It should be used if the child is:
- Home with a babysitter or family member
- Traveling with an authorized caretaker
- Staying at a child day care facility
- Taken care of by a nanny or au pair while parents are at work
Choose an authorized caretaker who understands your moral beliefs and shares your concern for the best interest of your child.
6. What Should be Included
Our sample Child Medical Consent form asks you easy questions that help you fill out the form.
1. Who is the authorized caretaker?
The parent or legal guardian designates another adult to be the authorized caretaker of their kid in cases of medical emergencies. The temporary guardian understand the parents’ wishes about medical treatment for their child.
2. What is the child’s medical history?
The parent or legal guardian should detail the minor’s health background, for example:
- Health conditions like asthma, diabetes, or pacemaker
- Allergies to antibiotics, medicine, or food

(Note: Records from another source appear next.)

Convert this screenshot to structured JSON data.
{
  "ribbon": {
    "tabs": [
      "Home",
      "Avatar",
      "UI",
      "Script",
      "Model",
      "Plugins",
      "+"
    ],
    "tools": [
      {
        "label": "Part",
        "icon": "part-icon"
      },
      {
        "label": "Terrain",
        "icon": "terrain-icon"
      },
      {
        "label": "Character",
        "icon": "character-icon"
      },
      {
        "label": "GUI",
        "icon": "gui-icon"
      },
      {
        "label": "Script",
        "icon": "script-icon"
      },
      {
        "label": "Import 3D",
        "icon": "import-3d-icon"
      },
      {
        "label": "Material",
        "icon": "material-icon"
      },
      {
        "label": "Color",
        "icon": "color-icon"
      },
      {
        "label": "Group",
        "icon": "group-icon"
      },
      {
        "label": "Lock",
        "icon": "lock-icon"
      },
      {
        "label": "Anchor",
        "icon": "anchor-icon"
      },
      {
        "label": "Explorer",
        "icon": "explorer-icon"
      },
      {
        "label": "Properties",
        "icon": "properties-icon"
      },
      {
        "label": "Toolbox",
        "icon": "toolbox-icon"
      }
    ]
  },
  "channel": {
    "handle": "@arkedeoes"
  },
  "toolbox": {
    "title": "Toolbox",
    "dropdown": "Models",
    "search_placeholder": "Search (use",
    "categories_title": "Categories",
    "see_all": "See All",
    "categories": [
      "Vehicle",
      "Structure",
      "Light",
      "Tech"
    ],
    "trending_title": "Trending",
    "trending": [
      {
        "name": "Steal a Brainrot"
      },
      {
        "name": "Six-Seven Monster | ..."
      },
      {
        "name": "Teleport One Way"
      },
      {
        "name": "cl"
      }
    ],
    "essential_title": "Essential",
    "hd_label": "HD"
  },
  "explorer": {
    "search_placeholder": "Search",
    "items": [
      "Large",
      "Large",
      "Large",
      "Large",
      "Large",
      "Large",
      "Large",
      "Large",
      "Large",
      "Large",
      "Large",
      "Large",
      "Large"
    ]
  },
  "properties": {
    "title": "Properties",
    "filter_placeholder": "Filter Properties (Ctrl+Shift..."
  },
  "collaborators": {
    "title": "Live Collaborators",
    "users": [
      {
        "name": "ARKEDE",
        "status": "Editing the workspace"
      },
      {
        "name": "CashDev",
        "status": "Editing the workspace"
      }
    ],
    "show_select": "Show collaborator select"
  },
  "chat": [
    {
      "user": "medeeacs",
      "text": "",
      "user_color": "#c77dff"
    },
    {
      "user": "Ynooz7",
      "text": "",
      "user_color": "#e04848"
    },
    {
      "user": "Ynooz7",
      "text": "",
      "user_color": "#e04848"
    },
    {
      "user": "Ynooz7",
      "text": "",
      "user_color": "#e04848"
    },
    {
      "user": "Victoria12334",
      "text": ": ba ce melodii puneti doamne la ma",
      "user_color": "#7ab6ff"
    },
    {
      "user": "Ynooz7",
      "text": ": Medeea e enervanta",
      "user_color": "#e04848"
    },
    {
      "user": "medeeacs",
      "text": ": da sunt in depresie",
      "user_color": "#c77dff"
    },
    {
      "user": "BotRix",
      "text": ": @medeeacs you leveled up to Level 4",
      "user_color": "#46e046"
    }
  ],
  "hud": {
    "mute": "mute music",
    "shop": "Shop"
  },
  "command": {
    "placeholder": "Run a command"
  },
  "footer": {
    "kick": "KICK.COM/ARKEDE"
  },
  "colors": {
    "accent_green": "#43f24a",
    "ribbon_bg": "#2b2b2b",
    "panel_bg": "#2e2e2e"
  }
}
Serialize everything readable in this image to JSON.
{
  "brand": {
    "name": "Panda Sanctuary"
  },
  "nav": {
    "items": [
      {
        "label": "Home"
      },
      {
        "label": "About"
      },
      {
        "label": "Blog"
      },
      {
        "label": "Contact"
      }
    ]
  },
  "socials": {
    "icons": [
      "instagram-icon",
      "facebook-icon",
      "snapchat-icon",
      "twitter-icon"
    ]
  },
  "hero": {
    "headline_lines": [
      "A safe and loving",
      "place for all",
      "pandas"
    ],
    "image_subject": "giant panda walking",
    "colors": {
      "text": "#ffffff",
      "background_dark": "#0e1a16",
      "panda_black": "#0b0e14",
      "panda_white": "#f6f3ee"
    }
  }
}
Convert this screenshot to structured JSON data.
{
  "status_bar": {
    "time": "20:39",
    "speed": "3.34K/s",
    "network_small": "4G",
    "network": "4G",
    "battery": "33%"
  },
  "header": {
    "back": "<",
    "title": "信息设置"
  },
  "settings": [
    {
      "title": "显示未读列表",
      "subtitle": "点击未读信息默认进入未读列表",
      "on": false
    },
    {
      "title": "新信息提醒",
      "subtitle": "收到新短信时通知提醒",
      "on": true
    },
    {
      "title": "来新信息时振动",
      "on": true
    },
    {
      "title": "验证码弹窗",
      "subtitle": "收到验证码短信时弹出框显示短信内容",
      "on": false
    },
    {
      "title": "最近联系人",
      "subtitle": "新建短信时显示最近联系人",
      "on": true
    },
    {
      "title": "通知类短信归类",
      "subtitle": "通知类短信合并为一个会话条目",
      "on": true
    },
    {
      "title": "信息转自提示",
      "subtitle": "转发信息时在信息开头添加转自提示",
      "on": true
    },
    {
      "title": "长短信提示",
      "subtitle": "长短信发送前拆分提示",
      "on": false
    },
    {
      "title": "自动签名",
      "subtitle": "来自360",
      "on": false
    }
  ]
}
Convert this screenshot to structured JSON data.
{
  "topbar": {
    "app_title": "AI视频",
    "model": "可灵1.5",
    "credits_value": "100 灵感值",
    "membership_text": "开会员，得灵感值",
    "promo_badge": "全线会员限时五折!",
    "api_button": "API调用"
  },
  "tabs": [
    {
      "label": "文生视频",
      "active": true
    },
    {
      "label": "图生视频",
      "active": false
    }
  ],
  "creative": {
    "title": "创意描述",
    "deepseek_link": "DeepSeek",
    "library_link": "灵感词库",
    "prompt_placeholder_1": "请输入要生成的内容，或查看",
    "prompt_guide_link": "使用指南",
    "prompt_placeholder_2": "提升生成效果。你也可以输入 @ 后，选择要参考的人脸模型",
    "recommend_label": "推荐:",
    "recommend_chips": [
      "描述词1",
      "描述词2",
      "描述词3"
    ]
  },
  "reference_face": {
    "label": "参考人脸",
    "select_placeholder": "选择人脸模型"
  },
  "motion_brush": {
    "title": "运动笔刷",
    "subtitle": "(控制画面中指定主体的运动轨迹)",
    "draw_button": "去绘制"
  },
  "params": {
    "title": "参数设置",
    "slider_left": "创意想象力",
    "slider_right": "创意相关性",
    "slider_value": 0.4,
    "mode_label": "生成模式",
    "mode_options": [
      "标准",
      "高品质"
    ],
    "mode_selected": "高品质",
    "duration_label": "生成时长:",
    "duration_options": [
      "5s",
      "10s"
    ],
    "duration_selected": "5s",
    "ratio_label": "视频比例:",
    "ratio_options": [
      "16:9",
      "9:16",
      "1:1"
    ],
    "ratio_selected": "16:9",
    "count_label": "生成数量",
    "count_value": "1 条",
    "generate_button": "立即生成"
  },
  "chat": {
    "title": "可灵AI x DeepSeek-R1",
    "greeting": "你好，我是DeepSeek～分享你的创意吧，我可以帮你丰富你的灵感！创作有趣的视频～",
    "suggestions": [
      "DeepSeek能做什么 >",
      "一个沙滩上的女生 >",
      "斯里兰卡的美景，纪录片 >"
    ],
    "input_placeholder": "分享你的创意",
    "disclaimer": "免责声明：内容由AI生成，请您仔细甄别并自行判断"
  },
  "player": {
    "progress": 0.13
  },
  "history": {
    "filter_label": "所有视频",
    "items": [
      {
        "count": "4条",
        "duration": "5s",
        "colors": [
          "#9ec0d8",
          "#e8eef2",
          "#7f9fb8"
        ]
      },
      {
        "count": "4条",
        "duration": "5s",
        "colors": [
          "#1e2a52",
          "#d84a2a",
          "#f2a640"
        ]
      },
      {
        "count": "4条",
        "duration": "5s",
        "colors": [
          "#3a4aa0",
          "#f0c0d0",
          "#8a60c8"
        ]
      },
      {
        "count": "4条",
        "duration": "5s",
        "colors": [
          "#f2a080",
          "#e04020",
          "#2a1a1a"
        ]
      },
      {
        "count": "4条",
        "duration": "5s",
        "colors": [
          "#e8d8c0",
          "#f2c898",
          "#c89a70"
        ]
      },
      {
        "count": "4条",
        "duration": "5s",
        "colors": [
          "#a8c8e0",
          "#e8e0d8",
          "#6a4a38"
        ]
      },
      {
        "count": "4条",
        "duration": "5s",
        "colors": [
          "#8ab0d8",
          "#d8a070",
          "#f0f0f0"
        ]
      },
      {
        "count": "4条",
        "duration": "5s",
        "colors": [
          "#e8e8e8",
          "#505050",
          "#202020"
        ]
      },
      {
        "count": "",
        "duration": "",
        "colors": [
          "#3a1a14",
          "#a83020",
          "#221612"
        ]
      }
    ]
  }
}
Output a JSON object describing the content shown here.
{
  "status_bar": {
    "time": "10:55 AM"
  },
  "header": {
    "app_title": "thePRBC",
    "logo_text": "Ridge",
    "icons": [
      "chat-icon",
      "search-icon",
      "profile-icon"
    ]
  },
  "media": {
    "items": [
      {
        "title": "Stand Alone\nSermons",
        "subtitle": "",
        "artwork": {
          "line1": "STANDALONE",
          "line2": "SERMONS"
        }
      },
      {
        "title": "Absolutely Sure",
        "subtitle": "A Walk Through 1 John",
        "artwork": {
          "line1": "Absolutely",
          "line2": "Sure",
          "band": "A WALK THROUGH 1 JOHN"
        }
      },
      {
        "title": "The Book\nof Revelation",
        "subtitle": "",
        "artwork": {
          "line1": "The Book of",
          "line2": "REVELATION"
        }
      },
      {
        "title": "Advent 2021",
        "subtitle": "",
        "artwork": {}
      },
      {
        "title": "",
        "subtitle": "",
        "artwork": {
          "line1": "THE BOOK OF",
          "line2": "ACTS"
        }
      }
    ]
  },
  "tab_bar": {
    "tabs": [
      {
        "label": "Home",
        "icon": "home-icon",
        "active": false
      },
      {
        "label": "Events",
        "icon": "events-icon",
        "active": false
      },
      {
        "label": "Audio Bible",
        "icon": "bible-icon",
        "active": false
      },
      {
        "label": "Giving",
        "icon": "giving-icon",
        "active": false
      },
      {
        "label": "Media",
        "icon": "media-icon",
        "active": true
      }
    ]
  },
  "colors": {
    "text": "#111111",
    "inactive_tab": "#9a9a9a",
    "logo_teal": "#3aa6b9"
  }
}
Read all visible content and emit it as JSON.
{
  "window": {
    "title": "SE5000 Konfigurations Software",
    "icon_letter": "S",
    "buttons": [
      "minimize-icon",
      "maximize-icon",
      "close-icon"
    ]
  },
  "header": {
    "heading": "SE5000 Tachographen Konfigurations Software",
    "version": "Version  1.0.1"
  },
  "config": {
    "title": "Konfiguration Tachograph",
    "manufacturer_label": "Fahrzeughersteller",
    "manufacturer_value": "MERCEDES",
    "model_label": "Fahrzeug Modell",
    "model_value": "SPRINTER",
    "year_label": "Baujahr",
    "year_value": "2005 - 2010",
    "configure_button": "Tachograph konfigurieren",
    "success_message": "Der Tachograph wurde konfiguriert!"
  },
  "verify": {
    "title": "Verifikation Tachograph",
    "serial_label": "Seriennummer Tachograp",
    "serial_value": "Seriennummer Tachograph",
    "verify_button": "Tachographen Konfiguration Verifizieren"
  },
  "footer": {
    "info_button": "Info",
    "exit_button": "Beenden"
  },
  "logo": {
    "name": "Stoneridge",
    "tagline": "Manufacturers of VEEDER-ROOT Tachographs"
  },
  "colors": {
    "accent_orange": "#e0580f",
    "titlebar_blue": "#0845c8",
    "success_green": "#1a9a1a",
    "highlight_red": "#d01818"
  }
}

- Prescription of medications currently being taken
- Date of last tetanus injection or booster
- History of vaccines
Listing your child’s health background helps healthcare professionals diagnose a condition and make effective medical decisions.
3. What medical treatments are allowed?
Parents can authorize the caregiver to make certain medical care decisions for some time:
- Administer medication and prescriptions
- Anesthesia and surgical procedure
- Blood transfusions
- Dental care and treatment
- Diagnostic imaging (X-rays, CT scans, MRIs)
- Emergency medical care and treatment (i.e. CPR, surgery, hospitalization)
- Emergency medical transportation (i.e. ambulance)
- Routine examinations and check ups
Specify when (start and end date) the caretaker has the power and authority to make medical decisions of the minor.
4. What other details should be included in a Child Medical Consent?
The form may also include the following details:
- Assurances that the parent or guardian is legally allowed to make such authorizations
- Best interests of the child and the child’s health and well-being is a priority
- Financial responsibility will remain with the parents and the minor’s health insurance
- Governing law of the state that will apply with respect to medical services
- Religious or moral beliefs that should guide the caretaker and healthcare professionals